**MATERIAL SUPPLIED:**
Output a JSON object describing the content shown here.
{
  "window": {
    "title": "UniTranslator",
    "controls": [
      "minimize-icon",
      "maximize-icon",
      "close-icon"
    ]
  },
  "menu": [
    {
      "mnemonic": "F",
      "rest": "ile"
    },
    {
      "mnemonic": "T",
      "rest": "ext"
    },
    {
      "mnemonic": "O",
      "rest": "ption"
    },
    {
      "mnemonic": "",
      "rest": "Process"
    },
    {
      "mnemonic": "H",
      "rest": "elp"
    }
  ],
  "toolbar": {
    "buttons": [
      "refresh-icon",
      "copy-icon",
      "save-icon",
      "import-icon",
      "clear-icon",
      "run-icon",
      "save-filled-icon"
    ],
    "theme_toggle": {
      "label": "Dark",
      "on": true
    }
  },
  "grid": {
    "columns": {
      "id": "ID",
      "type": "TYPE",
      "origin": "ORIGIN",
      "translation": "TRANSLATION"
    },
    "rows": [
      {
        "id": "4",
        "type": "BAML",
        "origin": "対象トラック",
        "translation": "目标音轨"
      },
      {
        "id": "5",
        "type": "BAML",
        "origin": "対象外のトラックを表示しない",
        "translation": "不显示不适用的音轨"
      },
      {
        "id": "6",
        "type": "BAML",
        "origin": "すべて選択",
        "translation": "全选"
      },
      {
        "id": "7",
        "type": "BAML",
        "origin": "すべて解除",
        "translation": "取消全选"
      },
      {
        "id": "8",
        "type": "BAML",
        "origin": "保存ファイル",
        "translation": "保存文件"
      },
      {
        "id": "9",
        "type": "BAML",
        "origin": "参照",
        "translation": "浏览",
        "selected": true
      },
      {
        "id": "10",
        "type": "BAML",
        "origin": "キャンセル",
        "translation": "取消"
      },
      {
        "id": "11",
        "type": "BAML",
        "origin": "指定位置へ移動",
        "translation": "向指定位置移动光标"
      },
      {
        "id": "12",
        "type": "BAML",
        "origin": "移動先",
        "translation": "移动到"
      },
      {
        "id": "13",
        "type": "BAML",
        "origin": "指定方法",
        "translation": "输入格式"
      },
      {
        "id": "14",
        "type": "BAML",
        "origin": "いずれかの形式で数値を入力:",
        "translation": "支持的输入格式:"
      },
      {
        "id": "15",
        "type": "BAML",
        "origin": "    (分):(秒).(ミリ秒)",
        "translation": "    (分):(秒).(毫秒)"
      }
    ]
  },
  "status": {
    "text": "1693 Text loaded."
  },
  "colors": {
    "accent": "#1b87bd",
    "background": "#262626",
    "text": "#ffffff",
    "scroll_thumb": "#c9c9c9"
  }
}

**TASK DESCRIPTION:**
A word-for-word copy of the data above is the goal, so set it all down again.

**EXERCISE SOLUTION:**
Output a JSON object describing the content shown here.
{
  "window": {
    "title": "UniTranslator",
    "controls": [
      "minimize-icon",
      "maximize-icon",
      "close-icon"
    ]
  },
  "menu": [
    {
      "mnemonic": "F",
      "rest": "ile"
    },
    {
      "mnemonic": "T",
      "rest": "ext"
    },
    {
      "mnemonic": "O",
      "rest": "ption"
    },
    {
      "mnemonic": "",
      "rest": "Process"
    },
    {
      "mnemonic": "H",
      "rest": "elp"
    }
  ],
  "toolbar": {
    "buttons": [
      "refresh-icon",
      "copy-icon",
      "save-icon",
      "import-icon",
      "clear-icon",
      "run-icon",
      "save-filled-icon"
    ],
    "theme_toggle": {
      "label": "Dark",
      "on": true
    }
  },
  "grid": {
    "columns": {
      "id": "ID",
      "type": "TYPE",
      "origin": "ORIGIN",
      "translation": "TRANSLATION"
    },
    "rows": [
      {
        "id": "4",
        "type": "BAML",
        "origin": "対象トラック",
        "translation": "目标音轨"
      },
      {
        "id": "5",
        "type": "BAML",
        "origin": "対象外のトラックを表示しない",
        "translation": "不显示不适用的音轨"
      },
      {
        "id": "6",
        "type": "BAML",
        "origin": "すべて選択",
        "translation": "全选"
      },
      {
        "id": "7",
        "type": "BAML",
        "origin": "すべて解除",
        "translation": "取消全选"
      },
      {
        "id": "8",
        "type": "BAML",
        "origin": "保存ファイル",
        "translation": "保存文件"
      },
      {
        "id": "9",
        "type": "BAML",
        "origin": "参照",
        "translation": "浏览",
        "selected": true
      },
      {
        "id": "10",
        "type": "BAML",
        "origin": "キャンセル",
        "translation": "取消"
      },
      {
        "id": "11",
        "type": "BAML",
        "origin": "指定位置へ移動",
        "translation": "向指定位置移动光标"
      },
      {
        "id": "12",
        "type": "BAML",
        "origin": "移動先",
        "translation": "移动到"
      },
      {
        "id": "13",
        "type": "BAML",
        "origin": "指定方法",
        "translation": "输入格式"
      },
      {
        "id": "14",
        "type": "BAML",
        "origin": "いずれかの形式で数値を入力:",
        "translation": "支持的输入格式:"
      },
      {
        "id": "15",
        "type": "BAML",
        "origin": "    (分):(秒).(ミリ秒)",
        "translation": "    (分):(秒).(毫秒)"
      }
    ]
  },
  "status": {
    "text": "1693 Text loaded."
  },
  "colors": {
    "accent": "#1b87bd",
    "background": "#262626",
    "text": "#ffffff",
    "scroll_thumb": "#c9c9c9"
  }
}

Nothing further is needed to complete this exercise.